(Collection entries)
* * * * * * * * *

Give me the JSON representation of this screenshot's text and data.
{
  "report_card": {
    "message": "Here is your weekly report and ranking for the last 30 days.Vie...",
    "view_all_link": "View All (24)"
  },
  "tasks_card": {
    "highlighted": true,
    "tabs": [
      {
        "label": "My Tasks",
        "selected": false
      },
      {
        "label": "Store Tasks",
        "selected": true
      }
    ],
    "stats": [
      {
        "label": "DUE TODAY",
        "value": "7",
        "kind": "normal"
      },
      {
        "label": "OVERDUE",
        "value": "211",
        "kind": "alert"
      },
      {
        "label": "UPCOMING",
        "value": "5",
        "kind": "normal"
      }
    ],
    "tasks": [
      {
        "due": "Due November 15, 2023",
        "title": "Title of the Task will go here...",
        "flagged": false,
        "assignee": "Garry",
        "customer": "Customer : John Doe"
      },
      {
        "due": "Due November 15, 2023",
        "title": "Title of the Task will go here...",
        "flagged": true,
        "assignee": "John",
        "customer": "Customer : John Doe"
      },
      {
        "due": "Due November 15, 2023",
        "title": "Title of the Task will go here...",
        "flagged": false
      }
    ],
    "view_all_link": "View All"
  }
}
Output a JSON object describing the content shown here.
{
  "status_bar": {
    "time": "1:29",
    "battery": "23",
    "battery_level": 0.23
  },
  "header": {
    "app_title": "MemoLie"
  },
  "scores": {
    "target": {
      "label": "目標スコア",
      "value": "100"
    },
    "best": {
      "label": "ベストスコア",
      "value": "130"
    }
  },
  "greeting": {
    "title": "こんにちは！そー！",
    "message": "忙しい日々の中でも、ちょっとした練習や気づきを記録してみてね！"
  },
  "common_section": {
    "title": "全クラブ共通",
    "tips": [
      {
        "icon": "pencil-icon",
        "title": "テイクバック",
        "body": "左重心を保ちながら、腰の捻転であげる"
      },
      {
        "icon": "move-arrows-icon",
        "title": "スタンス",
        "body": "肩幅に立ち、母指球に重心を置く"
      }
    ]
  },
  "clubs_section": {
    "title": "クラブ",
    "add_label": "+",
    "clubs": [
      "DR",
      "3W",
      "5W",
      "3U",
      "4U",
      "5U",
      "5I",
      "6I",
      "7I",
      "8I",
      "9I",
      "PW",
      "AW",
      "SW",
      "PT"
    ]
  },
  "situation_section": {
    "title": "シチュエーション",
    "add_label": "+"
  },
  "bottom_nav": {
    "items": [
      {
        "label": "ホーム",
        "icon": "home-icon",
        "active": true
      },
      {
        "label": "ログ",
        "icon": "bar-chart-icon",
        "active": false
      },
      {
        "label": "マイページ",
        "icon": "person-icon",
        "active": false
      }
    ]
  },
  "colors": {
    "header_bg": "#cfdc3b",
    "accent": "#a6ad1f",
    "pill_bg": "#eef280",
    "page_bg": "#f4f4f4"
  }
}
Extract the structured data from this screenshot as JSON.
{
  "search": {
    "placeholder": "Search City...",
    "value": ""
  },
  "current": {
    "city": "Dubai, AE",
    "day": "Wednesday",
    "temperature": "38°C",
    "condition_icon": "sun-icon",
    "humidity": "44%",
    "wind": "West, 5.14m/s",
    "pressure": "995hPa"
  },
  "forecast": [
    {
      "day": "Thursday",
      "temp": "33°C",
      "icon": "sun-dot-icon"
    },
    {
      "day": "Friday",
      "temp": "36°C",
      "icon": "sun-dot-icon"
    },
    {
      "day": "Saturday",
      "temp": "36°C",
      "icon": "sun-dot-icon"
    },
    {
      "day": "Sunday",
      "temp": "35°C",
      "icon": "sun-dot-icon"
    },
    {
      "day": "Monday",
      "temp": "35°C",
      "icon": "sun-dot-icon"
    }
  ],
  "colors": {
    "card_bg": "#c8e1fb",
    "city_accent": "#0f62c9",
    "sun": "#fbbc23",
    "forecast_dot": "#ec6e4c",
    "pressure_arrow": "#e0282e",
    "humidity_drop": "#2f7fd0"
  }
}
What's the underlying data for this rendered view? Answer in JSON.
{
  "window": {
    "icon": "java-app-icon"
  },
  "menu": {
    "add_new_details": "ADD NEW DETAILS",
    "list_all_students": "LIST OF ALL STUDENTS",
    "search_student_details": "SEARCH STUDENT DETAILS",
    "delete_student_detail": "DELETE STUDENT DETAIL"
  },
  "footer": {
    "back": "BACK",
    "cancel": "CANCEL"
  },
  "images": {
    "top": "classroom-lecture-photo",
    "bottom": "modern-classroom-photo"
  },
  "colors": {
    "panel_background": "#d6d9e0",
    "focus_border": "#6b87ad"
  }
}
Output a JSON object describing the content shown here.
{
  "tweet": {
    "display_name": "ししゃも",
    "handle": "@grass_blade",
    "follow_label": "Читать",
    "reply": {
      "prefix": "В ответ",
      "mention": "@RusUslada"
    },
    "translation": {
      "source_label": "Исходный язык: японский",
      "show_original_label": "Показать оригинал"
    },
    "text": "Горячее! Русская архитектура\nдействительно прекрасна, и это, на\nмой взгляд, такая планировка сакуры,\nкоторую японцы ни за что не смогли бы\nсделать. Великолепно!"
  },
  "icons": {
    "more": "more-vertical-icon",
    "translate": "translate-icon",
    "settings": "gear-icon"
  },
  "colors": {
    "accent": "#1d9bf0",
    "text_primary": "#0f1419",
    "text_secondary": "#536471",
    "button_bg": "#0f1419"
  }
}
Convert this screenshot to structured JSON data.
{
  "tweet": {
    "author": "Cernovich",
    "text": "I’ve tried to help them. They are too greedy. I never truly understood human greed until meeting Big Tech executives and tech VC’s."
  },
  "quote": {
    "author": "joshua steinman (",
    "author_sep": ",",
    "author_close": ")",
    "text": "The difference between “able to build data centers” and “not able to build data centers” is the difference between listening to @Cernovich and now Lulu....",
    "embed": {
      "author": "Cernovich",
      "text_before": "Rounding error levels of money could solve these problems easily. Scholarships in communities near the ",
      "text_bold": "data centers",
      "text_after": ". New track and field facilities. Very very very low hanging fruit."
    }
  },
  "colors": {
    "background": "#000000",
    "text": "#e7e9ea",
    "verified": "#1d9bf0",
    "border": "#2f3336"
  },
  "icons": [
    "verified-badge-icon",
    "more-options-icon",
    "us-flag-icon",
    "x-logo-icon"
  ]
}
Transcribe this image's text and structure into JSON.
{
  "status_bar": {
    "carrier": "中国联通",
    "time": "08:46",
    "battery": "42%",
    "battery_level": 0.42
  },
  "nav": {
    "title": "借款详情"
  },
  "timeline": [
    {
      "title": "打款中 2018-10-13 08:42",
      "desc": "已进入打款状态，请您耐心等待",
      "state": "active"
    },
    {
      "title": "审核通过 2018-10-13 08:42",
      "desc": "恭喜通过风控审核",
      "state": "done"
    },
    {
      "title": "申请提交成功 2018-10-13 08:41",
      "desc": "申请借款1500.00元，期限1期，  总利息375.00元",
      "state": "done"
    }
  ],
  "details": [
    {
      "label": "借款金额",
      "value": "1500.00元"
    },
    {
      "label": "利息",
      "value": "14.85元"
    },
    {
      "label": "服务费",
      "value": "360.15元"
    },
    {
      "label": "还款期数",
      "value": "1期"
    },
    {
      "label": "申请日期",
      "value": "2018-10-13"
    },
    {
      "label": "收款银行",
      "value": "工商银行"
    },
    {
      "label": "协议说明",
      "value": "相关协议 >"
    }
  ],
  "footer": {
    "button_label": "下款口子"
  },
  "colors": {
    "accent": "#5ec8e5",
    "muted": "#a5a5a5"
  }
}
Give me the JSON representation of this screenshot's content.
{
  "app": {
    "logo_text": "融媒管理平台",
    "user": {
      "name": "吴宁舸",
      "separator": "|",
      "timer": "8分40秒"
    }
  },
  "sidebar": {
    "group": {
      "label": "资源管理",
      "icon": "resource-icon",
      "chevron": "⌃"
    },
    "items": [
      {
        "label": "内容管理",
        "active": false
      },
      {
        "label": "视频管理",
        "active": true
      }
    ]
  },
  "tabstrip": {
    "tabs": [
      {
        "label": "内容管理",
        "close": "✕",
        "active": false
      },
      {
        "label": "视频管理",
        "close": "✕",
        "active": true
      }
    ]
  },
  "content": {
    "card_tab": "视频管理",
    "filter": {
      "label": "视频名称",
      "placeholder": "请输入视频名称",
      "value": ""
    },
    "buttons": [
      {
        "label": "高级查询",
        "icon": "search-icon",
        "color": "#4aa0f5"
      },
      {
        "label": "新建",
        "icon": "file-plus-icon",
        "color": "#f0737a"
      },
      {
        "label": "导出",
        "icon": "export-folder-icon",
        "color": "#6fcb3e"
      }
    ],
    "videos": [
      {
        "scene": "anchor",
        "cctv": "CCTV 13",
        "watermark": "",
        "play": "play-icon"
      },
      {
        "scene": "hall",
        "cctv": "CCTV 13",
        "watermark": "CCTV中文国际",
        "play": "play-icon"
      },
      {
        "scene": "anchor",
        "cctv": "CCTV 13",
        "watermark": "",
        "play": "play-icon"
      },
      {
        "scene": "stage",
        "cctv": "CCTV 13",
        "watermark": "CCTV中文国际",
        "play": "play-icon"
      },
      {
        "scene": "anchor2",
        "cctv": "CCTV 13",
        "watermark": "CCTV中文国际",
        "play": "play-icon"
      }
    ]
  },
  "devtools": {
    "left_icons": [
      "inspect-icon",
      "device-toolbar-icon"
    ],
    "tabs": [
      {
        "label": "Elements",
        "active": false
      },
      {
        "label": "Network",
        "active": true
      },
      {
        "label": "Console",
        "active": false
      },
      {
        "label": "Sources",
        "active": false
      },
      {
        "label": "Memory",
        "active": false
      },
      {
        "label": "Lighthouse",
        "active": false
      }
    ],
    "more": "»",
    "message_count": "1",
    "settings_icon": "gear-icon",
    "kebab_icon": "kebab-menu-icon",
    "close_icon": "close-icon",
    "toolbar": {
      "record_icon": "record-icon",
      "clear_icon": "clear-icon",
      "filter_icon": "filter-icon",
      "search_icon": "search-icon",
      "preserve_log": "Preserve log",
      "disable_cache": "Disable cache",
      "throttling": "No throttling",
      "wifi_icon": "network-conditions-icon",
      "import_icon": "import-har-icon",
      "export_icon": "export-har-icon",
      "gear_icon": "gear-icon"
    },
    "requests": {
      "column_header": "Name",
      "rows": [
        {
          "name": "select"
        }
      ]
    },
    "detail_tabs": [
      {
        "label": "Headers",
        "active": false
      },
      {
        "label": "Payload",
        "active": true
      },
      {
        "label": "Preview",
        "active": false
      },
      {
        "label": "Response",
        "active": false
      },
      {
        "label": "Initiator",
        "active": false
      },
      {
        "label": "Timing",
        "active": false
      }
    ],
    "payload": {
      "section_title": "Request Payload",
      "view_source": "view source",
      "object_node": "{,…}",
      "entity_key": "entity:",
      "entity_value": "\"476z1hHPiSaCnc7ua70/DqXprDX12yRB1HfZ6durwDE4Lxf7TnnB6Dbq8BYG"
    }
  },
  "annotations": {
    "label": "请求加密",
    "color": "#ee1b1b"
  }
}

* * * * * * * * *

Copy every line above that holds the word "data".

Give me the JSON representation of this screenshot's text and data.
Extract the structured data from this screenshot as JSON.
What's the underlying data for this rendered view? Answer in JSON.
Convert this screenshot to structured JSON data.
    "text": "The difference between “able to build data centers” and “not able to build data centers” is the difference between listening to @Cernovich and now Lulu....",
      "text_bold": "data centers",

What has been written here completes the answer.